I had a 4000-acre lake all to myself along with two fishing boats I saw. A special day.
Posted: Sat May 10, 2008 2:36 am
I would bring the boat directly into the wind, check my compass and veer off. I can sail 30 degrees off wind. I checked this several times to allow for wind shift but it was always the same. This has to be the combination of the jib, the foil shaped long leeboard and the large foil shaped rudder.
... Plus, your sail area. 60 sf is a lot! My best result with 32 sf sail was 35-37 degrees, and under quite artificial conditions (8-10 knots, no waves, almost flat water behind a low shoreline), and the boat stalled at this angle unless I tacked through the wind immediately.

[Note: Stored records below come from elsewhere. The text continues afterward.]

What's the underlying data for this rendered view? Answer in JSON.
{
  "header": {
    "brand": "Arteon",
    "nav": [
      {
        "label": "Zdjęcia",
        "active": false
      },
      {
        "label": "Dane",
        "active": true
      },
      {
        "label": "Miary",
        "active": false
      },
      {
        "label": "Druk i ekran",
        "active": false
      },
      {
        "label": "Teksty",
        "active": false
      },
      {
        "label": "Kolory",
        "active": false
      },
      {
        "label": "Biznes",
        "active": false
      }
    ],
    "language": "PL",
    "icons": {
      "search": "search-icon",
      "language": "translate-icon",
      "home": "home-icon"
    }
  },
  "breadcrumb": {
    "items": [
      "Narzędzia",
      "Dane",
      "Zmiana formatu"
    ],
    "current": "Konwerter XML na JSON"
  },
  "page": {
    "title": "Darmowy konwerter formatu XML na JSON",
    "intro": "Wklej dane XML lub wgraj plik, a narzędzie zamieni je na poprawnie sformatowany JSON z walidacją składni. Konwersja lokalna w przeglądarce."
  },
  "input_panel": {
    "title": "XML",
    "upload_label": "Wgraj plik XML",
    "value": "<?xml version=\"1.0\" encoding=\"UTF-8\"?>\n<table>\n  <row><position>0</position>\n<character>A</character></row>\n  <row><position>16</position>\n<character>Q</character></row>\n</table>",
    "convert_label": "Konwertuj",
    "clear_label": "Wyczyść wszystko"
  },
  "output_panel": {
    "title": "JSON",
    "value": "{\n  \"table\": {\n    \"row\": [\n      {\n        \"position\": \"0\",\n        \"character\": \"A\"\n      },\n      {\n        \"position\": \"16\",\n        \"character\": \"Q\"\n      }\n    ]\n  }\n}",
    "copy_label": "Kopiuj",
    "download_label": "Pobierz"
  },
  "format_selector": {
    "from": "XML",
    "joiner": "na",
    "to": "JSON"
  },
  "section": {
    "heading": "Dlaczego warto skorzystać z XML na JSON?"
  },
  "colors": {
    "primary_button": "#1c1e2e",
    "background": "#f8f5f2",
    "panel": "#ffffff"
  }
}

Folbot amas are so-so for upwind. They have sufficient volume to support the tilted boat, but they don't glide well due to their bulbous shape, and shaky attachment system of these consoles doesn't make it better either. Balogh amas would've improved your upwind performance (speed or angle, or both), but at that sail area perhaps very little, may be you wouldn't even notice. There are some sailing canoes in my area. With large sail area people sail them at impressive speeds and angles with home-made outriggers (normally - just one outrigger, i.e. on one side) that are nothing more than a piece of thick pipe from Home Depot with plugs at the ends; talk about hydrodynamics of amas...
SAil & AMA
Posted: Mon May 12, 2008 2:40 am
The sail sq ft size that I have is bigger then most use with the batwing and the added jib but I was used to sailing a lightweight cat for many years that carried around 135 sq ft of sail to 112 lbs of weight. I don't think I would have been happy with anything less. I can feel the Folbot AMA killing speed but I like it for now. I'm waiting for the cold weather to break so I can do more tests on the boat. I want to check speeds with a GPS with the jib in different reefing sizes. Sailboy on the Folbot forum thought my mast would flex too much with the jib that it would cause distortion in the main and kill speed but I don't think I noticed that. If you remember my mast is really double walled with the insert tubes butting into one another, which would make it stiffer, compared to the Balogh mast.
Making sails was so much fun that I am checking out Crab-Claw and Polynesian sails to possibly make.
3rd Shakeout Cruise
Posted: Tue May 27, 2008 4:47 am
I went for my third shakedown cruse yesterday using a GPS for testing my poly tarp sails for speeds in modest winds of 10 to 20 mph. My best speed with just the main was 4.5 mph. The main and jib together was 4.2 mph and sailing with the jib alone was 3.5 mph. The jib has a nice camber in it due to the generous rounding of the luff and foot plus two darts sewed in and looks nice. I wonder about my main though. It looks too flat and the only camber was produced by some of the very little rounding of the luff and foot.
With the jib added along with the main sail I really didn’t see any speed increase so perhaps I was getting some distortion of the mast causing the main sail to loose some efficiency as has been suggested to me.
I sailed on all points including close to the wind with just the roller reefing 18 sq ft jib with my best speed 3.5 mph in moderate winds. I saw a picture of a roughly 40 foot sail boat with an A frame mast at the stern raked forward and a huge roller reefing jig/genoa as the only sail for the boat. What a simple and easy controllable sail setup. I don't know if there is any downside to it but with my jib sailing last time out I don't see it.
I bought a 40 sq ft Hobie surfboard sail from e-bay, (I don’t have it yet) that doesn’t have the sail wing shape of today’s sailboard sails but should be ok for my needs. Only $19, which is cheaper that I could have made a sail from polytarp. We’ll see how it works.